Despite her higher ranking, Radwanska in some ways had more to prove than Halep at this tournament.  She has entrenched herself as a regular member of the WTA top five, yet she has spurned some golden opportunities in the last several months.  A Wimbledon finalist in 2012, Radwanska reached the semifinals there last year in the company of Sabine Lisicki, Marion Bartoli, and Kirsten Flipkens.  She dropped a three-set epic to Lisicki as the title favorite.  Two majors later, Radwanska upset long-time nemesis Victoria Azarenka to reach an Australian Open final four without Serena Williams or Maria Sharapova.  Heavily favored over Dominika Cibulkova in the semifinals, she won just three games. 

A series of other disappointing setbacks this year sent Radwanska into the desert with only one small title (Seoul) in the last 12 months.  And signs of frailty trickled into the desert for the world No. 3.  She narrowly escaped former Indian Wells champion Jelena Jankovic in a three-set quarterfinal, and she should have counted herself lucky to avoid dropping the first set to Alize Cornet a round before. 


Like fellow No. 2 seed Novak Djokovic, then, Radwanska needed to deliver a strong statement ahead of a weekend when elite competition likely lies ahead.  Djokovic had achieved that goal by dominating Julien Benneteau, and Radwanska looked set to do the same when she reeled off the first four games with nearly impeccable tennis.

Agnieszka Radwanska

At first a step and a thought behind her more experienced opponent, Halep started by pressing the issue too early in rallies.  Once she settled into the match, she tightened her control and began to construct points more patiently.  After the dominant serves in the men’s quarterfinal that had preceded it, the all-court games displayed in this semifinal offered a refreshing counterpoint.  Halep and Radwanska redirected groundstrokes down sidelines with ease, absorbing each other’s pace.   They coasted into the forecourt when the opportunity arose, each mindful of taking time away from an opponent with seamless movement.  In a WTA where many players stay tethered behind the baseline, their willingness to move forward stood out.  At the same time, they could not win most points with one or two shots, so tactics and shot selection played as pivotal a role as did execution.
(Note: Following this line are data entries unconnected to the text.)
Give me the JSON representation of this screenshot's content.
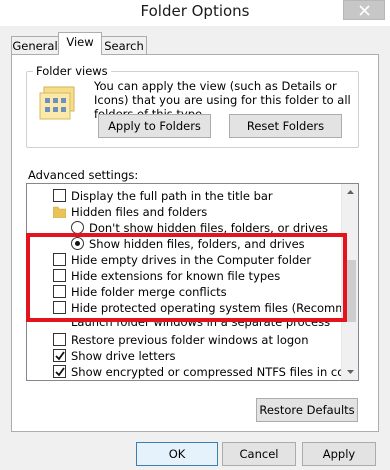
{
  "window": {
    "title": "Folder Options",
    "close_label": "×"
  },
  "tabs": [
    {
      "label": "General"
    },
    {
      "label": "View"
    },
    {
      "label": "Search"
    }
  ],
  "folder_views": {
    "label": "Folder views",
    "description": "You can apply the view (such as Details or Icons) that you are using for this folder to all folders of this type.",
    "apply_button": "Apply to Folders",
    "reset_button": "Reset Folders"
  },
  "advanced": {
    "label": "Advanced settings:",
    "items": [
      {
        "type": "checkbox",
        "checked": false,
        "indent": 0,
        "label": "Display the full path in the title bar"
      },
      {
        "type": "folder",
        "indent": 0,
        "label": "Hidden files and folders"
      },
      {
        "type": "radio",
        "checked": false,
        "indent": 1,
        "label": "Don't show hidden files, folders, or drives"
      },
      {
        "type": "radio",
        "checked": true,
        "indent": 1,
        "label": "Show hidden files, folders, and drives"
      },
      {
        "type": "checkbox",
        "checked": false,
        "indent": 0,
        "label": "Hide empty drives in the Computer folder"
      },
      {
        "type": "checkbox",
        "checked": false,
        "indent": 0,
        "label": "Hide extensions for known file types"
      },
      {
        "type": "checkbox",
        "checked": false,
        "indent": 0,
        "label": "Hide folder merge conflicts"
      },
      {
        "type": "checkbox",
        "checked": false,
        "indent": 0,
        "label": "Hide protected operating system files (Recommended)"
      },
      {
        "type": "checkbox",
        "checked": false,
        "indent": 0,
        "label": "Launch folder windows in a separate process"
      },
      {
        "type": "checkbox",
        "checked": false,
        "indent": 0,
        "label": "Restore previous folder windows at logon"
      },
      {
        "type": "checkbox",
        "checked": true,
        "indent": 0,
        "label": "Show drive letters"
      },
      {
        "type": "checkbox",
        "checked": true,
        "indent": 0,
        "label": "Show encrypted or compressed NTFS files in color"
      }
    ],
    "restore_button": "Restore Defaults"
  },
  "footer": {
    "ok": "OK",
    "cancel": "Cancel",
    "apply": "Apply"
  },
  "colors": {
    "highlight": "#e3141e",
    "default_button_border": "#3c7fb1"
  },
  "icons": [
    "close-icon",
    "folder-views-icon",
    "folder-icon",
    "checkmark-icon",
    "scroll-up-icon",
    "scroll-down-icon"
  ]
}
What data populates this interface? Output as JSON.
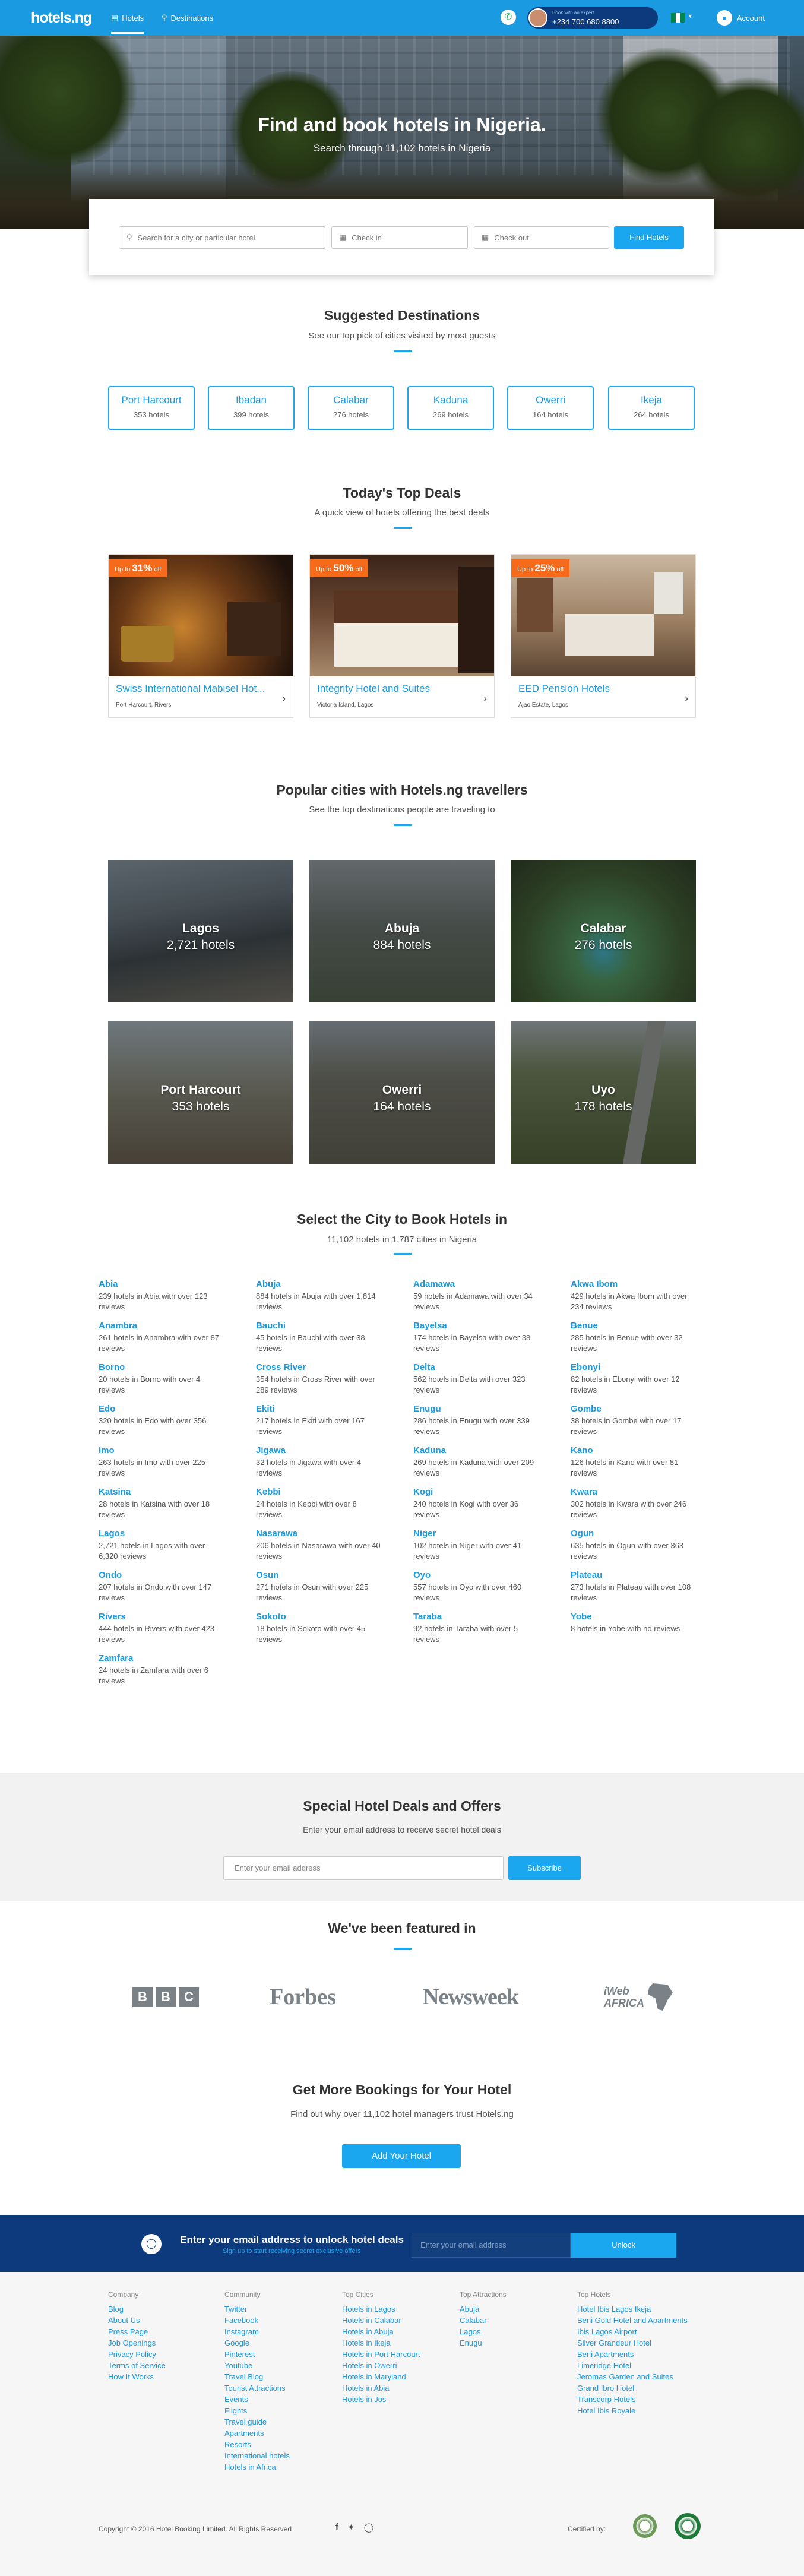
{
  "header": {
    "logo": "hotels.ng",
    "nav": [
      {
        "label": "Hotels",
        "icon": "bed-icon"
      },
      {
        "label": "Destinations",
        "icon": "map-pin-icon"
      }
    ],
    "phone_caption": "Book with an expert",
    "phone_number": "+234 700 680 8800",
    "account": "Account"
  },
  "hero": {
    "title": "Find and book hotels in Nigeria.",
    "subtitle": "Search through 11,102 hotels in Nigeria"
  },
  "search": {
    "city_placeholder": "Search for a city or particular hotel",
    "checkin_placeholder": "Check in",
    "checkout_placeholder": "Check out",
    "button": "Find Hotels"
  },
  "suggested": {
    "title": "Suggested Destinations",
    "subtitle": "See our top pick of cities visited by most guests",
    "items": [
      {
        "name": "Port Harcourt",
        "count": "353 hotels"
      },
      {
        "name": "Ibadan",
        "count": "399 hotels"
      },
      {
        "name": "Calabar",
        "count": "276 hotels"
      },
      {
        "name": "Kaduna",
        "count": "269 hotels"
      },
      {
        "name": "Owerri",
        "count": "164 hotels"
      },
      {
        "name": "Ikeja",
        "count": "264 hotels"
      }
    ]
  },
  "deals": {
    "title": "Today's Top Deals",
    "subtitle": "A quick view of hotels offering the best deals",
    "items": [
      {
        "upto": "Up to",
        "pct": "31%",
        "off": "off",
        "name": "Swiss International Mabisel Hot...",
        "location": "Port Harcourt, Rivers"
      },
      {
        "upto": "Up to",
        "pct": "50%",
        "off": "off",
        "name": "Integrity Hotel and Suites",
        "location": "Victoria Island, Lagos"
      },
      {
        "upto": "Up to",
        "pct": "25%",
        "off": "off",
        "name": "EED Pension Hotels",
        "location": "Ajao Estate, Lagos"
      }
    ]
  },
  "popular": {
    "title": "Popular cities with Hotels.ng travellers",
    "subtitle": "See the top destinations people are traveling to",
    "items": [
      {
        "name": "Lagos",
        "count": "2,721 hotels"
      },
      {
        "name": "Abuja",
        "count": "884 hotels"
      },
      {
        "name": "Calabar",
        "count": "276 hotels"
      },
      {
        "name": "Port Harcourt",
        "count": "353 hotels"
      },
      {
        "name": "Owerri",
        "count": "164 hotels"
      },
      {
        "name": "Uyo",
        "count": "178 hotels"
      }
    ]
  },
  "cities": {
    "title": "Select the City to Book Hotels in",
    "subtitle": "11,102 hotels in 1,787 cities in Nigeria",
    "items": [
      {
        "name": "Abia",
        "desc": "239 hotels in Abia with over 123 reviews"
      },
      {
        "name": "Abuja",
        "desc": "884 hotels in Abuja with over 1,814 reviews"
      },
      {
        "name": "Adamawa",
        "desc": "59 hotels in Adamawa with over 34 reviews"
      },
      {
        "name": "Akwa Ibom",
        "desc": "429 hotels in Akwa Ibom with over 234 reviews"
      },
      {
        "name": "Anambra",
        "desc": "261 hotels in Anambra with over 87 reviews"
      },
      {
        "name": "Bauchi",
        "desc": "45 hotels in Bauchi with over 38 reviews"
      },
      {
        "name": "Bayelsa",
        "desc": "174 hotels in Bayelsa with over 38 reviews"
      },
      {
        "name": "Benue",
        "desc": "285 hotels in Benue with over 32 reviews"
      },
      {
        "name": "Borno",
        "desc": "20 hotels in Borno with over 4 reviews"
      },
      {
        "name": "Cross River",
        "desc": "354 hotels in Cross River with over 289 reviews"
      },
      {
        "name": "Delta",
        "desc": "562 hotels in Delta with over 323 reviews"
      },
      {
        "name": "Ebonyi",
        "desc": "82 hotels in Ebonyi with over 12 reviews"
      },
      {
        "name": "Edo",
        "desc": "320 hotels in Edo with over 356 reviews"
      },
      {
        "name": "Ekiti",
        "desc": "217 hotels in Ekiti with over 167 reviews"
      },
      {
        "name": "Enugu",
        "desc": "286 hotels in Enugu with over 339 reviews"
      },
      {
        "name": "Gombe",
        "desc": "38 hotels in Gombe with over 17 reviews"
      },
      {
        "name": "Imo",
        "desc": "263 hotels in Imo with over 225 reviews"
      },
      {
        "name": "Jigawa",
        "desc": "32 hotels in Jigawa with over 4 reviews"
      },
      {
        "name": "Kaduna",
        "desc": "269 hotels in Kaduna with over 209 reviews"
      },
      {
        "name": "Kano",
        "desc": "126 hotels in Kano with over 81 reviews"
      },
      {
        "name": "Katsina",
        "desc": "28 hotels in Katsina with over 18 reviews"
      },
      {
        "name": "Kebbi",
        "desc": "24 hotels in Kebbi with over 8 reviews"
      },
      {
        "name": "Kogi",
        "desc": "240 hotels in Kogi with over 36 reviews"
      },
      {
        "name": "Kwara",
        "desc": "302 hotels in Kwara with over 246 reviews"
      },
      {
        "name": "Lagos",
        "desc": "2,721 hotels in Lagos with over 6,320 reviews"
      },
      {
        "name": "Nasarawa",
        "desc": "206 hotels in Nasarawa with over 40 reviews"
      },
      {
        "name": "Niger",
        "desc": "102 hotels in Niger with over 41 reviews"
      },
      {
        "name": "Ogun",
        "desc": "635 hotels in Ogun with over 363 reviews"
      },
      {
        "name": "Ondo",
        "desc": "207 hotels in Ondo with over 147 reviews"
      },
      {
        "name": "Osun",
        "desc": "271 hotels in Osun with over 225 reviews"
      },
      {
        "name": "Oyo",
        "desc": "557 hotels in Oyo with over 460 reviews"
      },
      {
        "name": "Plateau",
        "desc": "273 hotels in Plateau with over 108 reviews"
      },
      {
        "name": "Rivers",
        "desc": "444 hotels in Rivers with over 423 reviews"
      },
      {
        "name": "Sokoto",
        "desc": "18 hotels in Sokoto with over 45 reviews"
      },
      {
        "name": "Taraba",
        "desc": "92 hotels in Taraba with over 5 reviews"
      },
      {
        "name": "Yobe",
        "desc": "8 hotels in Yobe with no reviews"
      },
      {
        "name": "Zamfara",
        "desc": "24 hotels in Zamfara with over 6 reviews"
      }
    ]
  },
  "newsletter": {
    "title": "Special Hotel Deals and Offers",
    "subtitle": "Enter your email address to receive secret hotel deals",
    "placeholder": "Enter your email address",
    "button": "Subscribe"
  },
  "featured": {
    "title": "We've been featured in",
    "logos": [
      "BBC",
      "Forbes",
      "Newsweek",
      "iWeb AFRICA"
    ]
  },
  "bookings": {
    "title": "Get More Bookings for Your Hotel",
    "subtitle": "Find out why over 11,102 hotel managers trust Hotels.ng",
    "button": "Add Your Hotel"
  },
  "unlock": {
    "title": "Enter your email address to unlock hotel deals",
    "subtitle": "Sign up to start receiving secret exclusive offers",
    "placeholder": "Enter your email address",
    "button": "Unlock"
  },
  "footer": {
    "columns": [
      {
        "title": "Company",
        "links": [
          "Blog",
          "About Us",
          "Press Page",
          "Job Openings",
          "Privacy Policy",
          "Terms of Service",
          "How It Works"
        ]
      },
      {
        "title": "Community",
        "links": [
          "Twitter",
          "Facebook",
          "Instagram",
          "Google",
          "Pinterest",
          "Youtube",
          "Travel Blog",
          "Tourist Attractions",
          "Events",
          "Flights",
          "Travel guide",
          "Apartments",
          "Resorts",
          "International hotels",
          "Hotels in Africa"
        ]
      },
      {
        "title": "Top Cities",
        "links": [
          "Hotels in Lagos",
          "Hotels in Calabar",
          "Hotels in Abuja",
          "Hotels in Ikeja",
          "Hotels in Port Harcourt",
          "Hotels in Owerri",
          "Hotels in Maryland",
          "Hotels in Abia",
          "Hotels in Jos"
        ]
      },
      {
        "title": "Top Attractions",
        "links": [
          "Abuja",
          "Calabar",
          "Lagos",
          "Enugu"
        ]
      },
      {
        "title": "Top Hotels",
        "links": [
          "Hotel Ibis Lagos Ikeja",
          "Beni Gold Hotel and Apartments",
          "Ibis Lagos Airport",
          "Silver Grandeur Hotel",
          "Beni Apartments",
          "Limeridge Hotel",
          "Jeromas Garden and Suites",
          "Grand Ibro Hotel",
          "Transcorp Hotels",
          "Hotel Ibis Royale"
        ]
      }
    ],
    "copyright": "Copyright © 2016 Hotel Booking Limited. All Rights Reserved",
    "social": [
      "facebook-icon",
      "twitter-icon",
      "instagram-icon"
    ],
    "certified": "Certified by:"
  },
  "colors": {
    "brand": "#1a9ae0",
    "accent": "#1aa7f0",
    "dark": "#0c3a7d",
    "deal_badge": "#f56a1b"
  }
}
Unable to cruise behind her serve once she establishes a lead, Radwanska must work harder than many top-10 players to close out sets.  Halep threatened to erase what had once been a daunting deficit, but the Pole’s stingy defense gave her few openings to attack.  Once she won the first set, Radwanska stood with one foot in the final.  Not since last July had she lost a match from that position.

But Halep would not yield yet.  She battled the world No. 3 through a series of multiple-deuce games in rallies that probed every corner of the court’s geometry.  Leading by a break early in the second set, the Romanian threatened to turn the tide.  Here, Radwanska’s patient persistence served her well.  Weathering a flurry of bold winners from across the net, she focused on pinning Halep behind the baseline with groundstroke depth.  The Romanian soon surrendered her lead as she played too close to the lines, but it required the best in the Pole’s defense to outlast her.

When Radwanska broke again to lead 6-3, 4-3, her first trip to an Indian Wells final lay just over the horizon.  Surely sensing that reward, she pressed her advantage with some of her best serves in the match.  Halep battled to the bitter end, lashing fearless forehand winners to save match points before Radwanska served out the semifinal. 

Agnieszka Radwanska and Simona Halep

Avenging her loss to Halep last month, Pole reached the Indian Wells final for the first time and showed barely a tremor of nerves in the process.  But the scoreline did not reflect the quantity of entertaining exchanges in this semifinal, thoroughly appreciated by the Indian Wells fans.  The final on Sunday should feature much more of the same from Radwanska, whether she faces Li Na or Flavia Pennetta.

In an era when most top women make their living through explosive shot-making, the world No. 3 continues to carve out a fruitful career with cunning and court craft.  While she still searches for her first major title, Radwanska will have a chance to claim the tournament that many view as the “fifth major.”